Big Ten men's basketball appears to be back after a down year in 2017-18.

Based on early projections, arguably college basketball's best conference through November could double the amount of teams it got into the NCAA tournament last March, which was only four, its fewest since 2008.

Seven Big Ten teams were ranked as of Sunday, the most since 1999. And 10 teams received Associated Press Top 25 votes, including the Gophers.

We see from those early results this year that the Big Ten is a top conference again. We're still not so sure yet where Minnesota (6-1) fits into that mix, but Sunday's Big Ten opener at No. 16 Ohio State (6-1) should be revealing.

"Minnesota's been volatile," Fox Sports analyst Jim Jackson said on a recent podcast. "They start off well in a lot of instances … and as the season teeters on they tend to lose momentum. Hopefully, that's not the case [this year]."

The talent is there for Richard Pitino to see a turnaround in his sixth season, especially with Big Ten Player of the Year contender Jordan Murphy, who was joined by Amir Coffey and Dupree McBrayer as starters on the Gophers' 2017 NCAA tournament team.

The supporting cast for that veteran core includes talented freshmen Gabe Kalscheur and Daniel Oturu, senior transfers Matz Stockman and Brock Stull and a wild-card sophomore in Isaiah Washington, who was having a rough start to the season but came up big in Friday night's 83-76 victory over Oklahoma State at U.S. Bank Stadium.

"We've beaten a Big 12 team [Oklahoma State], two Pac-12 teams [Washington and Utah] and an SEC team [Texas A&M] and I don't believe it's December yet," Pitino said Friday night. "We've challenged these guys, and they've responded really well."

The Gophers got off to their fourth 5-0 start in six seasons under Pitino, which included winning the Vancouver Showcase before Thanksgiving. Kalscheur has been a pleasant surprise with a 25-point performance vs. Santa Clara and a winning three-pointer vs. Washington already under his belt.

Murphy is doing exactly what was expected of him, and more efficiently.
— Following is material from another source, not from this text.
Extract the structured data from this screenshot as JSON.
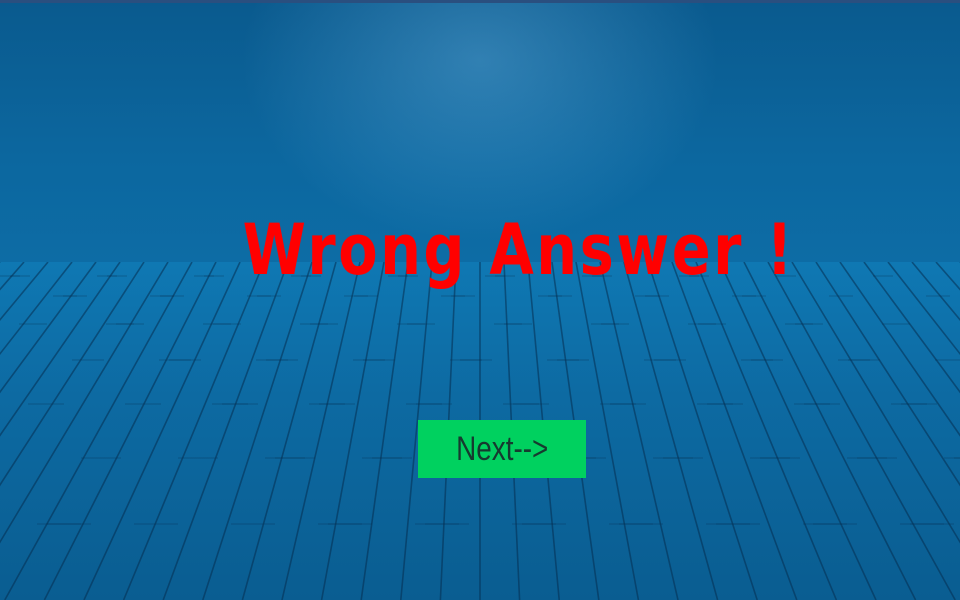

The 6-foot-7 senior forward was leading the team in scoring (15.7) and the nation in rebounding (12.7). He became the school's all-time leading rebounder and piled up six double-doubles in his first seven games.
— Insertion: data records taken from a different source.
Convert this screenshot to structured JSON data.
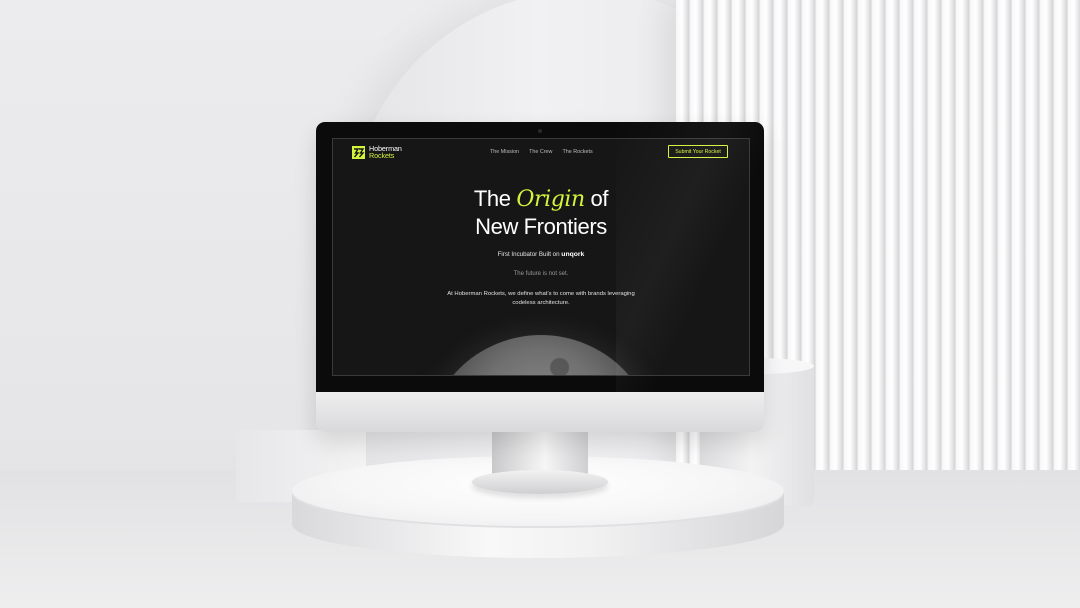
{
  "site": {
    "logo": {
      "line1": "Hoberman",
      "line2": "Rockets"
    },
    "nav": [
      {
        "label": "The Mission"
      },
      {
        "label": "The Crew"
      },
      {
        "label": "The Rockets"
      }
    ],
    "cta_label": "Submit Your Rocket",
    "hero": {
      "title_before": "The",
      "title_accent": "Origin",
      "title_after": "of",
      "title_line2": "New Frontiers",
      "subline_text": "First Incubator Built on",
      "subline_brand": "unqork",
      "tagline": "The future is not set.",
      "description": "At Hoberman Rockets, we define what’s to come with brands leveraging codeless architecture."
    }
  },
  "colors": {
    "accent": "#d4f43c",
    "site_background": "#161616",
    "text": "#ffffff"
  },
  "icons": {
    "logo_mark": "hoberman-logo-icon"
  }
}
Murphy's production is a given, but the Gophers are still searching for consistency at point guard and center. Help could be coming soon for the latter.

Sophomore big man Eric Curry has not been cleared to play after surgery in the fall on a previously injured left knee, but he's progressing for a return this month. Oturu and Stockman are juggling center duties in Curry's absence.

Coffey is also still figuring out how to play point guard for the first time in place of the graduated Nate Mason.

At halftime of Monday's 12-point loss at Boston College, Pitino took Coffey aside and told him he can't take just two shots in a half, especially with Murphy in foul trouble and others struggling to score.

"I'm trying to balance a little bit trying to get my teammates involved," Coffey said, "but I also have to be aggressive myself."

The Big Ten won't wait around for Coffey to get hot, Curry to get healthy and the Gophers to become a legitimate contender. The conference's upper echelon is already pretty good and can get a lot better.

Michigan State and Michigan look most capable of representing the Big Ten in the Twin Cities at the Final Four in April.

The Wolverines reloaded after losing a few starters from last year's NCAA runner-up squad, already with the Big Ten's best victories over North Carolina and defending NCAA champion Villanova.

Nebraska, Indiana, Purdue, Wisconsin, Iowa, Ohio State and Maryland either have spent time or were ranked in the Top 25 as of Sunday. They make up a wide-open second tier of the league.

One thing as certain as the Big Ten's resurgence is that the Gophers have the potential to be a reason more teams from the league make the Big Dance.

They need to get healthy and probably get lucky at some point. That's not in their control, though, as much as establishing an identity and sticking to it in a tough and long Big Ten season.

"We're very long and athletic," Gophers junior Michael Hurt said. "I think if we can make our identity more defensive- and rebounding-oriented, then we'll start trending in the right way and playing our best basketball."